PROBLEM: What is needed is each line of the data below that holds the string "IFSC".

(App and web page records)
============================================================

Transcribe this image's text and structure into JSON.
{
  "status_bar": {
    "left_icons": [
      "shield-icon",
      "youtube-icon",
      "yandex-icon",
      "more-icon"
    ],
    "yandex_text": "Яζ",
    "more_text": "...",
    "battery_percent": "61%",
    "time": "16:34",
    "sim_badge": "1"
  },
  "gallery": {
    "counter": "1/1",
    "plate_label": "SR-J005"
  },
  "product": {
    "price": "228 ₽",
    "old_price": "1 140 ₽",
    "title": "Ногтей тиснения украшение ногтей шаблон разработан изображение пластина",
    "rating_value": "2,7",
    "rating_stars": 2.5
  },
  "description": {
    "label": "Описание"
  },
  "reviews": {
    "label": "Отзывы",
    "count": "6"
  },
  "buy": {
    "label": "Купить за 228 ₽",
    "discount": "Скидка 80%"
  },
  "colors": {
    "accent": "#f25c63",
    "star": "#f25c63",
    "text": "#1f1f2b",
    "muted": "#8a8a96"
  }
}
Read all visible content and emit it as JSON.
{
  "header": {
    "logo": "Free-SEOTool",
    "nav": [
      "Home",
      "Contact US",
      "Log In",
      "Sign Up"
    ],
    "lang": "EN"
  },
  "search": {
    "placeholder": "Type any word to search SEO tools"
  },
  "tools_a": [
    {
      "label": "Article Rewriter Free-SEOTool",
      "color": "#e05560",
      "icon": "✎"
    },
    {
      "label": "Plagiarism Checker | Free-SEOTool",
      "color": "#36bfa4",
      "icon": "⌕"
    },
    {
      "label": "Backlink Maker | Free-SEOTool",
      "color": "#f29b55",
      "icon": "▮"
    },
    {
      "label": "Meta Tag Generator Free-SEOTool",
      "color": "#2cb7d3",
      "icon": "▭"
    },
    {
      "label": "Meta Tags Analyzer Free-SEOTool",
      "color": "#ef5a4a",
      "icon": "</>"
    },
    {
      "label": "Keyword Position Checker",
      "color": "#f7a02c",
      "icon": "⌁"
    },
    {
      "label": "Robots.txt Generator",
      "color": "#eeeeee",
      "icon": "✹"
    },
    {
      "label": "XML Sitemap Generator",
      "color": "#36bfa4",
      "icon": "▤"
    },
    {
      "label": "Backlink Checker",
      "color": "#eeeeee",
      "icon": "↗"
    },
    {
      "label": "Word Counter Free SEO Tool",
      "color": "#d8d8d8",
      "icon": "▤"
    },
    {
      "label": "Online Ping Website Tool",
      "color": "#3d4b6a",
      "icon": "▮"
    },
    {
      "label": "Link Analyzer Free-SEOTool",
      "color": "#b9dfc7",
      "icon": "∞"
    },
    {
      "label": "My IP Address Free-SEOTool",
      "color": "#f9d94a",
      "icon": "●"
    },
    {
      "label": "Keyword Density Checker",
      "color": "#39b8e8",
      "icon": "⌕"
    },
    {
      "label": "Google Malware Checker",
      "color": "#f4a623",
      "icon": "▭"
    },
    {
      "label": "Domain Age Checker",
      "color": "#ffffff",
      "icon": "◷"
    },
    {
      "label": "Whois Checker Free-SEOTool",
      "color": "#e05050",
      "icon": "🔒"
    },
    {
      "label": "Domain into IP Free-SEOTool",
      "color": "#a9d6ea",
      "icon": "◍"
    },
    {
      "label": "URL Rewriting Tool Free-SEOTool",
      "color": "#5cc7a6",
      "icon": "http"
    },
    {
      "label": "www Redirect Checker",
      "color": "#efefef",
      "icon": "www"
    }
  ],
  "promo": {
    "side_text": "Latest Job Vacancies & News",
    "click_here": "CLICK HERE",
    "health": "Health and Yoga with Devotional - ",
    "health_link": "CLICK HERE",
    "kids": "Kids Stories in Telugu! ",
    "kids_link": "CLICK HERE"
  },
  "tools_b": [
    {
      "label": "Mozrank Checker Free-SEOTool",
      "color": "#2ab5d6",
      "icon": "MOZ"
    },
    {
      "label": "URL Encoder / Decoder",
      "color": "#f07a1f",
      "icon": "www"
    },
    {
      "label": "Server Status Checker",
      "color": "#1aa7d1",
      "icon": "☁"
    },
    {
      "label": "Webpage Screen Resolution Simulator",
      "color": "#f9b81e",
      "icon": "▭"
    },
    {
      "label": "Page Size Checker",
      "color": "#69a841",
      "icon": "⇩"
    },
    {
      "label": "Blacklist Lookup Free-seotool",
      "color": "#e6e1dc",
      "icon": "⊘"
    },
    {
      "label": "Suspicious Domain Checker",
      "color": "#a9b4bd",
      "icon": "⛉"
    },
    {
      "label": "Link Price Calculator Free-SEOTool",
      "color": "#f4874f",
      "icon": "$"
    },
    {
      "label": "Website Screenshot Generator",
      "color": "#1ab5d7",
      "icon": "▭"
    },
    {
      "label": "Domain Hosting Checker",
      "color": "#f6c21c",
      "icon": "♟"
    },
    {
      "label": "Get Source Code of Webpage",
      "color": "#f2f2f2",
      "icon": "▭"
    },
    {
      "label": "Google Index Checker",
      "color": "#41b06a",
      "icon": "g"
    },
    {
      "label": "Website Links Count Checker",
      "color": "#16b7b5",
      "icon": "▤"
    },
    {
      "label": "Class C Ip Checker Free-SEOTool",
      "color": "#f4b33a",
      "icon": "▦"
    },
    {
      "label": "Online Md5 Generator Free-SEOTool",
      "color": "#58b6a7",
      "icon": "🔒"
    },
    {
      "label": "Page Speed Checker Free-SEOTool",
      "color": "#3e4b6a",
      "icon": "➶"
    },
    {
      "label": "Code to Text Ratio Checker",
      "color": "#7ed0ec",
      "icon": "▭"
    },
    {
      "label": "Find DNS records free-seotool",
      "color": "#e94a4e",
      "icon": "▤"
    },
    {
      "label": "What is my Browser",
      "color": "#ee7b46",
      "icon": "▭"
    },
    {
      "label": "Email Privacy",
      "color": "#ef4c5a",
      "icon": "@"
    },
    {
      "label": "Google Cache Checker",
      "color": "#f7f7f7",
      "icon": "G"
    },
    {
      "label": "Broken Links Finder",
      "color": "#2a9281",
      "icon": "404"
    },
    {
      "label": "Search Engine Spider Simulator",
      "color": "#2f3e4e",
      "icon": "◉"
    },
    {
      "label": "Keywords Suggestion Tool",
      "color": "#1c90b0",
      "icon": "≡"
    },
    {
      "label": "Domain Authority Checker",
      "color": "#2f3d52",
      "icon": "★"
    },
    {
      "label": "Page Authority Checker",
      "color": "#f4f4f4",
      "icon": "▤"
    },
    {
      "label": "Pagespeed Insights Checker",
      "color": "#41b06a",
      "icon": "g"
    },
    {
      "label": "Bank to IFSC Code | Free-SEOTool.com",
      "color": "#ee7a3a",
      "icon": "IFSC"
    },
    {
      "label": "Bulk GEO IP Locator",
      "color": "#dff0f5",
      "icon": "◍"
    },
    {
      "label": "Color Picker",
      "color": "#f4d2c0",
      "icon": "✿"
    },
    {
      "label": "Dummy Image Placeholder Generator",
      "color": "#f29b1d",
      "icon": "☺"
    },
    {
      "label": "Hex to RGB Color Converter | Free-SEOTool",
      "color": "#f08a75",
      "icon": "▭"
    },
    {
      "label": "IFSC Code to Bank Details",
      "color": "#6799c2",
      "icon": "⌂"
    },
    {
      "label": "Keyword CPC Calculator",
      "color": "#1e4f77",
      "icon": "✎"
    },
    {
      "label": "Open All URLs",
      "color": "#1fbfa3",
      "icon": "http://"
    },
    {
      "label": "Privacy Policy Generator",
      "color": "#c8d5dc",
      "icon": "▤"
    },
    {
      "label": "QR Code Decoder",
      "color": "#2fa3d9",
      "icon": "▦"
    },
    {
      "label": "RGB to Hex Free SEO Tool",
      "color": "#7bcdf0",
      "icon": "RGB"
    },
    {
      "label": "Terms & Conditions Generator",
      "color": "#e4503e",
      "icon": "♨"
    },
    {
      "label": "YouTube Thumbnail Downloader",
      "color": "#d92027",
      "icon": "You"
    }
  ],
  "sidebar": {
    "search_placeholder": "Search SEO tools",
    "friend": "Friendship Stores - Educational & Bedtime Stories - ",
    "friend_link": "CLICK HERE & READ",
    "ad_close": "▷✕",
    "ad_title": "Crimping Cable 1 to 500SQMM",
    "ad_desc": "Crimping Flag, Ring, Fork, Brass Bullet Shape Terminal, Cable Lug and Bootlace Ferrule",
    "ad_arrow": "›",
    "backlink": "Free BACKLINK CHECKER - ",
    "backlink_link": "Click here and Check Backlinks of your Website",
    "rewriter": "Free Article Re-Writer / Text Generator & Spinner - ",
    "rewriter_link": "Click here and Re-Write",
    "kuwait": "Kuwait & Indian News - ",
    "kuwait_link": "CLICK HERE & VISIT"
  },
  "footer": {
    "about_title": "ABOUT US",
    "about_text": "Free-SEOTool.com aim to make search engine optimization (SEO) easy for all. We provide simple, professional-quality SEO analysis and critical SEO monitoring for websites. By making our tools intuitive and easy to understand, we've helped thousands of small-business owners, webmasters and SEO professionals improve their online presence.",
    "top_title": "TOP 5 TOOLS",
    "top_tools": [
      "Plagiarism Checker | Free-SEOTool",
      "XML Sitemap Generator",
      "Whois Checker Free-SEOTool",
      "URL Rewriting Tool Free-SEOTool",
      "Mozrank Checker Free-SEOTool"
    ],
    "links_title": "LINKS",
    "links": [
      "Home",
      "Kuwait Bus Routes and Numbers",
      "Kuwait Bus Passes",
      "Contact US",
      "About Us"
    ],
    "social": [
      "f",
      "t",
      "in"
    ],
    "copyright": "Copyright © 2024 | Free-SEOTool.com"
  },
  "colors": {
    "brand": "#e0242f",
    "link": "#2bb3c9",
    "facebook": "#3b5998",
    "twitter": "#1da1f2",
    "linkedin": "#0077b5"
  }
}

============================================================

REPLY TO THE TASK:
      "label": "Bank to IFSC Code | Free-SEOTool.com",
      "icon": "IFSC"
      "label": "IFSC Code to Bank Details",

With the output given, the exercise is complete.